• What is needed: Which lines below contain "category"? Pull them out.

• Dataset excerpts:
--

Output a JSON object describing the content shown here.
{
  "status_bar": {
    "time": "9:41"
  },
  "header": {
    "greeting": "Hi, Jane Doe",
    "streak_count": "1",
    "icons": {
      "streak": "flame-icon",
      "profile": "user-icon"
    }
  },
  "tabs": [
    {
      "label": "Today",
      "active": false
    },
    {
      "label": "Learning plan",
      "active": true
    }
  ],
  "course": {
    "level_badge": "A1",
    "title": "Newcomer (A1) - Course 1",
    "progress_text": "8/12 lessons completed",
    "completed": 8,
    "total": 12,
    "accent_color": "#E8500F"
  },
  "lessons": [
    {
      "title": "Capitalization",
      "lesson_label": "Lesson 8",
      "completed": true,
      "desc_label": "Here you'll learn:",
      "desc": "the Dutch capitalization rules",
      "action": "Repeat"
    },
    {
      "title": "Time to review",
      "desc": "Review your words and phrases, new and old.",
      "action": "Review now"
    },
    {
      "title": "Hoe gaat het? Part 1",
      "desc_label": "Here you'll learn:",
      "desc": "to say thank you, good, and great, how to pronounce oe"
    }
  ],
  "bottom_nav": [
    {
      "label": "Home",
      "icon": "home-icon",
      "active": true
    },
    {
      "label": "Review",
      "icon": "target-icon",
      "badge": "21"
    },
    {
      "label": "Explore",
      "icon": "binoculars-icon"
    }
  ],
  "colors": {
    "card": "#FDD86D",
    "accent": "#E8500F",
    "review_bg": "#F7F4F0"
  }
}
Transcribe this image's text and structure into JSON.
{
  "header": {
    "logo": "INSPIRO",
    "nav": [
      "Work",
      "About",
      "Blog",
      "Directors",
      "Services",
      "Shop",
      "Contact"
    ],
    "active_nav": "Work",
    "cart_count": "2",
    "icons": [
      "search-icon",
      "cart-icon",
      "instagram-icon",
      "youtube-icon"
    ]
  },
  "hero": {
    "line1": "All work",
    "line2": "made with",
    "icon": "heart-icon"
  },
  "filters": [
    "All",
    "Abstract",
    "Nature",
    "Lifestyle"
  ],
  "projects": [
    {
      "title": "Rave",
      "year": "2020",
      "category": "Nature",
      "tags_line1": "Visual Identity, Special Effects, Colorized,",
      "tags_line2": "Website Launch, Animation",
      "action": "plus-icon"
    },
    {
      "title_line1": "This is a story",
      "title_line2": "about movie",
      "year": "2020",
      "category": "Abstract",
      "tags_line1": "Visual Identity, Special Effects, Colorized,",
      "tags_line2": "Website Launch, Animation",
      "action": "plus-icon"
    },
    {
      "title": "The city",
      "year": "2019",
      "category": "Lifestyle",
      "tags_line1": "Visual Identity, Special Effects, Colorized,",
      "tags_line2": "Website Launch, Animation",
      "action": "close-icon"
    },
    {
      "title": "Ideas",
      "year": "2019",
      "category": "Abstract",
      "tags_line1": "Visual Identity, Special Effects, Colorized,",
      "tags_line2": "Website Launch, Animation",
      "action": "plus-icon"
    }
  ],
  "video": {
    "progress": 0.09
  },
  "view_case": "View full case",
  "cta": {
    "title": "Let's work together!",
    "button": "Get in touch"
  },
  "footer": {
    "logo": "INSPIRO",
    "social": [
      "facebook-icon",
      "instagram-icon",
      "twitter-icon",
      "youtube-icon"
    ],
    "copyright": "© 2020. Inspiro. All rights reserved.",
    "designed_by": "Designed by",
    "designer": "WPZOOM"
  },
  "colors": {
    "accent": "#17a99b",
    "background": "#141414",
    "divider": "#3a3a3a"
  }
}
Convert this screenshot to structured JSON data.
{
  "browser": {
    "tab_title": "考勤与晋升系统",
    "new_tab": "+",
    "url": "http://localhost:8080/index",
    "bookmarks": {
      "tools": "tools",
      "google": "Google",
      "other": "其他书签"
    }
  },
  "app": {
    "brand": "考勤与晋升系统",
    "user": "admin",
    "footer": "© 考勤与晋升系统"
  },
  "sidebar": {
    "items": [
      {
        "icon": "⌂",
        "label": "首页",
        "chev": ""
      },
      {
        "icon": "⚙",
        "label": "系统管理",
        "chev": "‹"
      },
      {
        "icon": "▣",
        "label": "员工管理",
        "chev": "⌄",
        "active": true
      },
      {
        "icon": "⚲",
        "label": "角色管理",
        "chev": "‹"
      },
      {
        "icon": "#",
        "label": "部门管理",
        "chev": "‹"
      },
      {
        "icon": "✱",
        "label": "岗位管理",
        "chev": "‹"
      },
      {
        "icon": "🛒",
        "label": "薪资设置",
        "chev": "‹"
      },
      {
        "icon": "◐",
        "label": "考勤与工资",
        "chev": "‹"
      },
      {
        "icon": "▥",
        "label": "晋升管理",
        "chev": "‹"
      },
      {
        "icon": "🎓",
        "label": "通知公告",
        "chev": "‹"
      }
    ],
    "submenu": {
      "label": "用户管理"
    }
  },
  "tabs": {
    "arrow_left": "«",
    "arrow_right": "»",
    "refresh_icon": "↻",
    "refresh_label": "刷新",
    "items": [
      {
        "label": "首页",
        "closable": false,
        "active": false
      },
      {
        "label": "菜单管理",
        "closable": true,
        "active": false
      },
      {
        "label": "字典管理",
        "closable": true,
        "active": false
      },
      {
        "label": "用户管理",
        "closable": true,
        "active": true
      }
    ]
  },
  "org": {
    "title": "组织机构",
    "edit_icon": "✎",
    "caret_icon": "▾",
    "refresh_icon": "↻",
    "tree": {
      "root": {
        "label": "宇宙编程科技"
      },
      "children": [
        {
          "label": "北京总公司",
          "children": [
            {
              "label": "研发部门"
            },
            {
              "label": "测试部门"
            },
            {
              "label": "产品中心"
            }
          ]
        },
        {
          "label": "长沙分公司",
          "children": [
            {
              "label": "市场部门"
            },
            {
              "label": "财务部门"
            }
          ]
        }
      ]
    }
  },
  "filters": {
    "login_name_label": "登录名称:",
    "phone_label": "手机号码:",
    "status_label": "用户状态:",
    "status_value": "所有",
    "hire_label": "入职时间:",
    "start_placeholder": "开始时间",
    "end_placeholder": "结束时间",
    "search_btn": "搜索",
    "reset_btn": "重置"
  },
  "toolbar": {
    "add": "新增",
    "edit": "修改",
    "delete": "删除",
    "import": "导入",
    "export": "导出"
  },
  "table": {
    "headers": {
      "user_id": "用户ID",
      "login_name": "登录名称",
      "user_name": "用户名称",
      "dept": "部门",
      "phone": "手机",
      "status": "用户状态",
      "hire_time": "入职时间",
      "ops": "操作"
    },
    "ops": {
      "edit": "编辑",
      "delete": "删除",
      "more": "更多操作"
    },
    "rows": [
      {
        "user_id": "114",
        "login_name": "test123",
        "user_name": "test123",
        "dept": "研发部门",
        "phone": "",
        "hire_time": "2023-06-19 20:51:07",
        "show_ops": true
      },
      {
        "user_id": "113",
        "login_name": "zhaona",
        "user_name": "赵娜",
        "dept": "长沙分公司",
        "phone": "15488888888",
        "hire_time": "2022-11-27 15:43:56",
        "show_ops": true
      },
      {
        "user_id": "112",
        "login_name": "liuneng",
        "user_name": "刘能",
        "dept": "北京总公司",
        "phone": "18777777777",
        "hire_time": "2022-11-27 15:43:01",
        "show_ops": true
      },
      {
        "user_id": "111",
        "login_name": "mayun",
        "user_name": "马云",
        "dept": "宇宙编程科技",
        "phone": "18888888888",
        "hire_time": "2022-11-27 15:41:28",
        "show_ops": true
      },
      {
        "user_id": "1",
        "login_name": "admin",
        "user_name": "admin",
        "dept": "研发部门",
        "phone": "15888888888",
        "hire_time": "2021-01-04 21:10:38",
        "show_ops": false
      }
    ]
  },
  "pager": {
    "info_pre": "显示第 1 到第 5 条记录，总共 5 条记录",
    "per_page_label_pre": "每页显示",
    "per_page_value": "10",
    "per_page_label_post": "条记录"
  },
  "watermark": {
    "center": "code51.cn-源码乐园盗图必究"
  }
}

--

• Response to the exercise:
      "category": "Nature",
      "category": "Abstract",
      "category": "Lifestyle",
      "category": "Abstract",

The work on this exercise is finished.